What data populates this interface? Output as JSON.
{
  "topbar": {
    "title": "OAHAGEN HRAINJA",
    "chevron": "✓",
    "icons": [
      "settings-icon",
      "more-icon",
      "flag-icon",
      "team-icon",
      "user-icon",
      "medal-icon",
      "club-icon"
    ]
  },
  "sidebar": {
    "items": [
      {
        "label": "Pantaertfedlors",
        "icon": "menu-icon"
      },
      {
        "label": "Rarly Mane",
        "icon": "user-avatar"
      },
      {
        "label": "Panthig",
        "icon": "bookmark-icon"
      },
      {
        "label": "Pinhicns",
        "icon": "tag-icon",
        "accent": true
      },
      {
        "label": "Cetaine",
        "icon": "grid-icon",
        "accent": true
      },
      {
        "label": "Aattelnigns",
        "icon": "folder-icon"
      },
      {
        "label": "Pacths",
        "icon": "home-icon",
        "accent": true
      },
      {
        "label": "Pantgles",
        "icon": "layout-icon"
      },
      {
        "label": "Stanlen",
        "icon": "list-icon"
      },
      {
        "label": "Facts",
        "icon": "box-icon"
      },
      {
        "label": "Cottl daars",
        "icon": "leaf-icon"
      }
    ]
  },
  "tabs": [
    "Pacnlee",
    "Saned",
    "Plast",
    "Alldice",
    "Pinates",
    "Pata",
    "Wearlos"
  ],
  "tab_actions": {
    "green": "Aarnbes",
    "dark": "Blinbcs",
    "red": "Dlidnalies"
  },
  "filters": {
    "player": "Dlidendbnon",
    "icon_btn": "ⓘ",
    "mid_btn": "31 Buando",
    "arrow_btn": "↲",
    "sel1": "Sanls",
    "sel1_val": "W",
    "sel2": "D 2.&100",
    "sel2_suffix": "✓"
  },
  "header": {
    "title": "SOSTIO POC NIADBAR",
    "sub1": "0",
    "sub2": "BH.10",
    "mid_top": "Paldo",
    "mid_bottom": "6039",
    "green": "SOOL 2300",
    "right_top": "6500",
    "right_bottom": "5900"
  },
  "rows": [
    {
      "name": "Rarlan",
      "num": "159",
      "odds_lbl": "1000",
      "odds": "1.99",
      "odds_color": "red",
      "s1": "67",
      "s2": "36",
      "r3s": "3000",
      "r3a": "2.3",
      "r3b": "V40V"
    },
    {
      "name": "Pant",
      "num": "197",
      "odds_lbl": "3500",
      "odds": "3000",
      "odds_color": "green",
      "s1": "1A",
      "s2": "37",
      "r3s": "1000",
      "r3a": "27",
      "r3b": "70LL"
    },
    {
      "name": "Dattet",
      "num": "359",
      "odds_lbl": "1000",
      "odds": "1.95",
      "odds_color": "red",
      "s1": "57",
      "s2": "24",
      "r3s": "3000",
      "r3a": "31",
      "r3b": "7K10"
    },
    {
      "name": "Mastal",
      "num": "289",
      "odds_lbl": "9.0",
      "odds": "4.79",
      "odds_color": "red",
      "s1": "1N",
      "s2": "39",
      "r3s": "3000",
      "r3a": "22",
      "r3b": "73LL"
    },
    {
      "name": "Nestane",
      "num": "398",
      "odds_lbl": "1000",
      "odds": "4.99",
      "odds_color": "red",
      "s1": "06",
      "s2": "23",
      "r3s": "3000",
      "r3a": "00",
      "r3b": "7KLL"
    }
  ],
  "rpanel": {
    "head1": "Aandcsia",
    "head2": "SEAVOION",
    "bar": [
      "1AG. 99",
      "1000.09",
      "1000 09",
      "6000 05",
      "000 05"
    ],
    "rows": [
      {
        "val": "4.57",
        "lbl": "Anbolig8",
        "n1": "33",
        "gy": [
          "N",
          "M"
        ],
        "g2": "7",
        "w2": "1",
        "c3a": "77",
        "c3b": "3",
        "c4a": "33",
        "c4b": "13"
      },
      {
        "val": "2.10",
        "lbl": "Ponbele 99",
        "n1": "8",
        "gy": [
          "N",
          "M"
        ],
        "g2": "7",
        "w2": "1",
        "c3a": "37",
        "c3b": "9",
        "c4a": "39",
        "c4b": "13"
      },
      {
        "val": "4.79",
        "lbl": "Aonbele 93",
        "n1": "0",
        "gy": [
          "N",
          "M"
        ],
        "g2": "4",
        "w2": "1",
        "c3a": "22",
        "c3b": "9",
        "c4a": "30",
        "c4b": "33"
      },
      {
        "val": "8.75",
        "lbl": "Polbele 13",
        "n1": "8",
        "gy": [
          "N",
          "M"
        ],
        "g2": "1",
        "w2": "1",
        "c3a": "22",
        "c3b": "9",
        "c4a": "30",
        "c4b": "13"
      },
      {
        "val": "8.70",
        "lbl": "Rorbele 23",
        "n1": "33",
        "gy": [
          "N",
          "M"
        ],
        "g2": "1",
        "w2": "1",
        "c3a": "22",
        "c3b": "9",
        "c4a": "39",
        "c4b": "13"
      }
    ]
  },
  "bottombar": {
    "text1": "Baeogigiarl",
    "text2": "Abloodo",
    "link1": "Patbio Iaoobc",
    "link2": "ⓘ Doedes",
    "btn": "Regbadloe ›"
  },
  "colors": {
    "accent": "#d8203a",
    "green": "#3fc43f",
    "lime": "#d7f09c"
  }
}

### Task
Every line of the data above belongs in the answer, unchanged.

### Solved problem
What data populates this interface? Output as JSON.
{
  "topbar": {
    "title": "OAHAGEN HRAINJA",
    "chevron": "✓",
    "icons": [
      "settings-icon",
      "more-icon",
      "flag-icon",
      "team-icon",
      "user-icon",
      "medal-icon",
      "club-icon"
    ]
  },
  "sidebar": {
    "items": [
      {
        "label": "Pantaertfedlors",
        "icon": "menu-icon"
      },
      {
        "label": "Rarly Mane",
        "icon": "user-avatar"
      },
      {
        "label": "Panthig",
        "icon": "bookmark-icon"
      },
      {
        "label": "Pinhicns",
        "icon": "tag-icon",
        "accent": true
      },
      {
        "label": "Cetaine",
        "icon": "grid-icon",
        "accent": true
      },
      {
        "label": "Aattelnigns",
        "icon": "folder-icon"
      },
      {
        "label": "Pacths",
        "icon": "home-icon",
        "accent": true
      },
      {
        "label": "Pantgles",
        "icon": "layout-icon"
      },
      {
        "label": "Stanlen",
        "icon": "list-icon"
      },
      {
        "label": "Facts",
        "icon": "box-icon"
      },
      {
        "label": "Cottl daars",
        "icon": "leaf-icon"
      }
    ]
  },
  "tabs": [
    "Pacnlee",
    "Saned",
    "Plast",
    "Alldice",
    "Pinates",
    "Pata",
    "Wearlos"
  ],
  "tab_actions": {
    "green": "Aarnbes",
    "dark": "Blinbcs",
    "red": "Dlidnalies"
  },
  "filters": {
    "player": "Dlidendbnon",
    "icon_btn": "ⓘ",
    "mid_btn": "31 Buando",
    "arrow_btn": "↲",
    "sel1": "Sanls",
    "sel1_val": "W",
    "sel2": "D 2.&100",
    "sel2_suffix": "✓"
  },
  "header": {
    "title": "SOSTIO POC NIADBAR",
    "sub1": "0",
    "sub2": "BH.10",
    "mid_top": "Paldo",
    "mid_bottom": "6039",
    "green": "SOOL 2300",
    "right_top": "6500",
    "right_bottom": "5900"
  },
  "rows": [
    {
      "name": "Rarlan",
      "num": "159",
      "odds_lbl": "1000",
      "odds": "1.99",
      "odds_color": "red",
      "s1": "67",
      "s2": "36",
      "r3s": "3000",
      "r3a": "2.3",
      "r3b": "V40V"
    },
    {
      "name": "Pant",
      "num": "197",
      "odds_lbl": "3500",
      "odds": "3000",
      "odds_color": "green",
      "s1": "1A",
      "s2": "37",
      "r3s": "1000",
      "r3a": "27",
      "r3b": "70LL"
    },
    {
      "name": "Dattet",
      "num": "359",
      "odds_lbl": "1000",
      "odds": "1.95",
      "odds_color": "red",
      "s1": "57",
      "s2": "24",
      "r3s": "3000",
      "r3a": "31",
      "r3b": "7K10"
    },
    {
      "name": "Mastal",
      "num": "289",
      "odds_lbl": "9.0",
      "odds": "4.79",
      "odds_color": "red",
      "s1": "1N",
      "s2": "39",
      "r3s": "3000",
      "r3a": "22",
      "r3b": "73LL"
    },
    {
      "name": "Nestane",
      "num": "398",
      "odds_lbl": "1000",
      "odds": "4.99",
      "odds_color": "red",
      "s1": "06",
      "s2": "23",
      "r3s": "3000",
      "r3a": "00",
      "r3b": "7KLL"
    }
  ],
  "rpanel": {
    "head1": "Aandcsia",
    "head2": "SEAVOION",
    "bar": [
      "1AG. 99",
      "1000.09",
      "1000 09",
      "6000 05",
      "000 05"
    ],
    "rows": [
      {
        "val": "4.57",
        "lbl": "Anbolig8",
        "n1": "33",
        "gy": [
          "N",
          "M"
        ],
        "g2": "7",
        "w2": "1",
        "c3a": "77",
        "c3b": "3",
        "c4a": "33",
        "c4b": "13"
      },
      {
        "val": "2.10",
        "lbl": "Ponbele 99",
        "n1": "8",
        "gy": [
          "N",
          "M"
        ],
        "g2": "7",
        "w2": "1",
        "c3a": "37",
        "c3b": "9",
        "c4a": "39",
        "c4b": "13"
      },
      {
        "val": "4.79",
        "lbl": "Aonbele 93",
        "n1": "0",
        "gy": [
          "N",
          "M"
        ],
        "g2": "4",
        "w2": "1",
        "c3a": "22",
        "c3b": "9",
        "c4a": "30",
        "c4b": "33"
      },
      {
        "val": "8.75",
        "lbl": "Polbele 13",
        "n1": "8",
        "gy": [
          "N",
          "M"
        ],
        "g2": "1",
        "w2": "1",
        "c3a": "22",
        "c3b": "9",
        "c4a": "30",
        "c4b": "13"
      },
      {
        "val": "8.70",
        "lbl": "Rorbele 23",
        "n1": "33",
        "gy": [
          "N",
          "M"
        ],
        "g2": "1",
        "w2": "1",
        "c3a": "22",
        "c3b": "9",
        "c4a": "39",
        "c4b": "13"
      }
    ]
  },
  "bottombar": {
    "text1": "Baeogigiarl",
    "text2": "Abloodo",
    "link1": "Patbio Iaoobc",
    "link2": "ⓘ Doedes",
    "btn": "Regbadloe ›"
  },
  "colors": {
    "accent": "#d8203a",
    "green": "#3fc43f",
    "lime": "#d7f09c"
  }
}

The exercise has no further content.